I very much enjoyed the performance, with David Oakes in the part of the gloomy Dane backed by a strong cast. Having struggled throughout to remember why his face was so familiar, I discovered later that he’d played the part of Prince Albert’s brother in the latest TV drama about Queen Victoria. Photography is strongly discouraged, but I allowed myself this shot of the finale. Over exposed, I know, but the sunshine was so strong that some cast members were squinting when at the front of the stage. The only other drawback was that lines were occasionally difficult to hear, which may have been for technical reasons. I know the play well enough for that not to be a major problem for me, but some of the people around me were struggling
The other plays being staged in rotation this year are Henry V, The Tempest and Twelfth Night, with actors often having a major role in one play and a minor one in another.

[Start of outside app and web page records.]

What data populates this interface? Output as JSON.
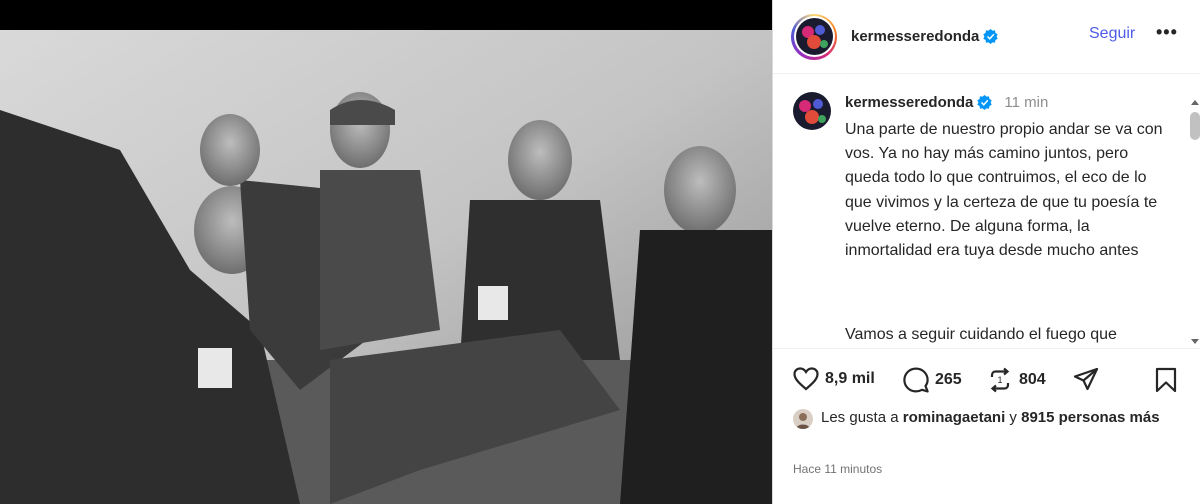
{
  "post": {
    "username": "kermesseredonda",
    "follow_label": "Seguir",
    "more_label": "•••",
    "time_ago": "11 min",
    "caption_paragraph_1": "Una parte de nuestro propio andar se va con vos. Ya no hay más camino juntos, pero queda todo lo que contruimos, el eco de lo que vivimos y la certeza de que tu poesía te vuelve eterno. De alguna forma, la inmortalidad era tuya desde mucho antes",
    "caption_paragraph_2": "Vamos a seguir cuidando el fuego que",
    "likes_count": "8,9 mil",
    "comments_count": "265",
    "reposts_count": "804",
    "liked_by_prefix": "Les gusta a ",
    "liked_by_user": "rominagaetani",
    "liked_by_middle": " y ",
    "liked_by_others": "8915 personas más",
    "timestamp": "Hace 11 minutos"
  },
  "icons": {
    "verified": "verified-badge-icon",
    "like": "heart-icon",
    "comment": "comment-bubble-icon",
    "repost": "repost-icon",
    "share": "paper-plane-icon",
    "save": "bookmark-icon"
  },
  "colors": {
    "accent_link": "#4d5ce6",
    "verified_blue": "#0095f6",
    "text": "#262626",
    "muted": "#8e8e8e"
  }
}
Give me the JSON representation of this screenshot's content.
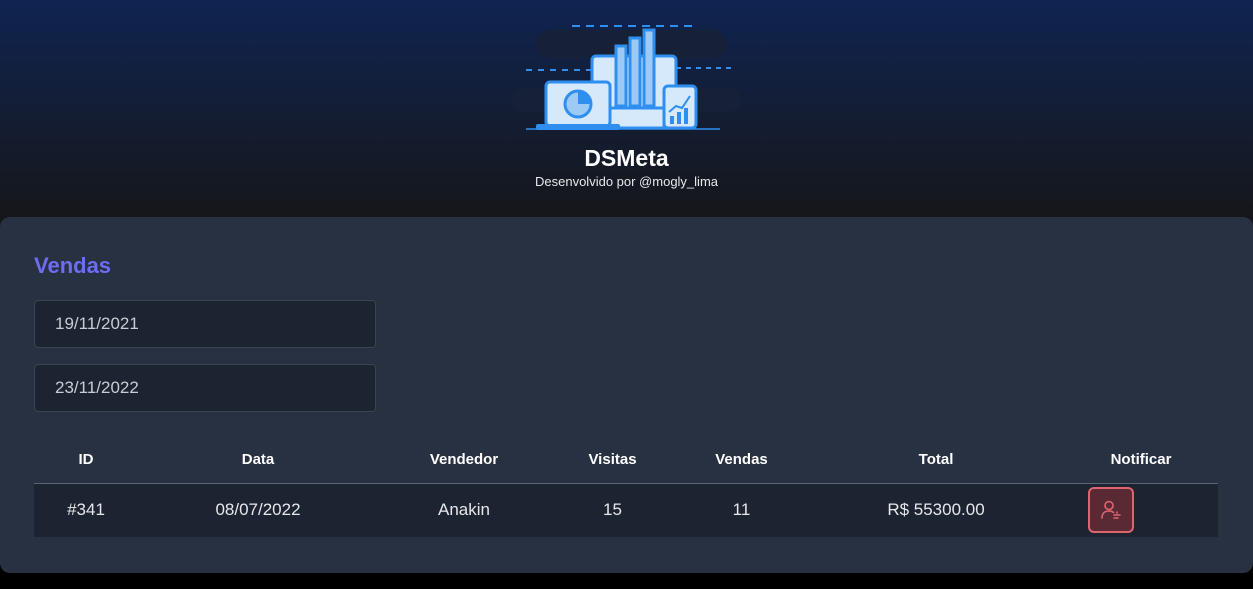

To satisfy the increasing demand for ‘diversity’, casting is colour blind and, for some roles, also gender blind. Horatio, for example, was played by a woman. Quite a reverse from the situation in Shakespeare’s day, but I think he might have approved.
4 July, 2019
Nothing for ages and then literary events come along one behind the other!
Every alternate Wednesday afternoon is booked at Harrogate Library for one or more PYA authors to strut their stuff and this week it was my turn. I spent as much time talking about my inspiration for the novel and its recently released prequel ‘Foreshadowing’ as I did about ‘Shadows of the Past’ itself and was happy to answer the many questions fired at me by the audience.
This morning saw me in Knaresborough taking part in a second PYA version of ‘Just a Minute’ with Paul Smith chairing this time. The other participants were romantic novelist John Jackson,blogger Susanna Lewis, horror writer Lee Franklin and poet Kate Swann, so a fair spread of genres! We did tackle some serious topics, but there was a great deal of hilarity as well.
27 June, 2019
Northallerton Library was the venue for my talk yesterday to a very appreciative audience. (The feedback confirmed this later, so it wasn’t just my impression.)
I spent a lot of time on the background of the story – inspired by the life of a great-uncle by marriage – and shared some of my research notes before reading extracts.
Thanks are due to John Jackson for this photo and for handling the paperwork, Neelie Wicks for organising the event and Outreach Librarian Greg Kubas for his ongoing support for PYA (Promoting Yorkshire Authors).
19 June, 2019